*PROVIDED DATA:*
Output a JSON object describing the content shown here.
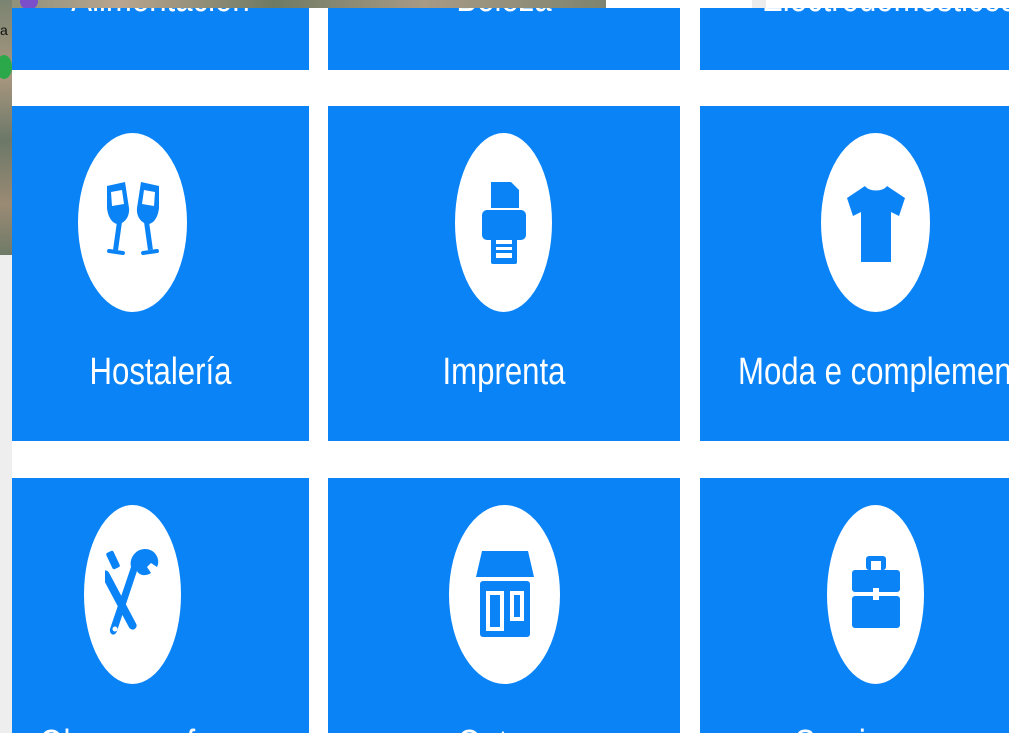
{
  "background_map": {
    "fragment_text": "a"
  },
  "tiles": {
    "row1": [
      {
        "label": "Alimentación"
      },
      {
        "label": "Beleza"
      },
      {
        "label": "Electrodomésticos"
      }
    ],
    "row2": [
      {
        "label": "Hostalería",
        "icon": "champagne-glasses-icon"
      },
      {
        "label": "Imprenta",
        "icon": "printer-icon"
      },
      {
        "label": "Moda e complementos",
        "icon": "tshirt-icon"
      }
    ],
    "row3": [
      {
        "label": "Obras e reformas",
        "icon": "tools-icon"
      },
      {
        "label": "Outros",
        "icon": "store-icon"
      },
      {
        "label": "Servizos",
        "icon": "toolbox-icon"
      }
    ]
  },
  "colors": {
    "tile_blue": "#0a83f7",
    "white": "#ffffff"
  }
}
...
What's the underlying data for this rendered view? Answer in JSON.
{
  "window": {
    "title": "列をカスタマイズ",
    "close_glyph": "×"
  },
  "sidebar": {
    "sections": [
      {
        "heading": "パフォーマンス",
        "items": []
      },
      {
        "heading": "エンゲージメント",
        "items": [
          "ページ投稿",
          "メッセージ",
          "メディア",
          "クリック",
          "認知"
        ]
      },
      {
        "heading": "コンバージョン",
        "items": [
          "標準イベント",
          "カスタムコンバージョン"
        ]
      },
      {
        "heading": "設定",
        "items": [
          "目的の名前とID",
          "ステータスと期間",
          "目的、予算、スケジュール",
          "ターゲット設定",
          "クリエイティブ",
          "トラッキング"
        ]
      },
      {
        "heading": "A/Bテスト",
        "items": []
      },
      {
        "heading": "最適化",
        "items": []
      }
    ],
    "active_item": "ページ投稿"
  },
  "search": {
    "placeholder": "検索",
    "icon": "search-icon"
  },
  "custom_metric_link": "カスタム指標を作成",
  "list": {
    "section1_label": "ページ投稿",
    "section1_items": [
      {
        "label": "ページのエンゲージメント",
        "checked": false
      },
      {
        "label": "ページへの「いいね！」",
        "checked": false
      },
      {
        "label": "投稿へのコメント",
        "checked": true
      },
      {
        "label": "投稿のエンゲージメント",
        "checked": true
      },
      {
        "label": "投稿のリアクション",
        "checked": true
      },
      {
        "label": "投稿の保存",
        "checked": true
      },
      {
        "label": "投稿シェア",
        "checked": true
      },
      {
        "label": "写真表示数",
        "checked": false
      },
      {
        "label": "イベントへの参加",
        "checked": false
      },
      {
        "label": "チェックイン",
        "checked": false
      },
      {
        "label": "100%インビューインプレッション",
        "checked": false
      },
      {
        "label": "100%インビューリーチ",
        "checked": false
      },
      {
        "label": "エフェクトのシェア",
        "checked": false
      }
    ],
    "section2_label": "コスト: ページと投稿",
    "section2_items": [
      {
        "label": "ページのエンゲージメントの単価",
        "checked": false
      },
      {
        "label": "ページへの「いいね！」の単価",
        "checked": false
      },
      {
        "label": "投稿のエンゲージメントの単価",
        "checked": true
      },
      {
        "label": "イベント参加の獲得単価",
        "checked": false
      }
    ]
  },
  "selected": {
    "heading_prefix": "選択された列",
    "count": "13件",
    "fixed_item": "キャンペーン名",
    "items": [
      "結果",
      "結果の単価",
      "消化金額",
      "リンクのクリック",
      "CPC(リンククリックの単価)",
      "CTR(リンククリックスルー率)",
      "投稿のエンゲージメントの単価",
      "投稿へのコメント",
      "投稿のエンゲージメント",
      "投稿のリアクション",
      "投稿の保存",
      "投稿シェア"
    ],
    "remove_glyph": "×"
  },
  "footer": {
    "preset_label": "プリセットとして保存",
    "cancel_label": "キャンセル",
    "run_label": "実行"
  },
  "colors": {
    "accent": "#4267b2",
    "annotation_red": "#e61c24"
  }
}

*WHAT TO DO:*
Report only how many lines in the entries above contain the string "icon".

*SOLVED EXERCISE:*
7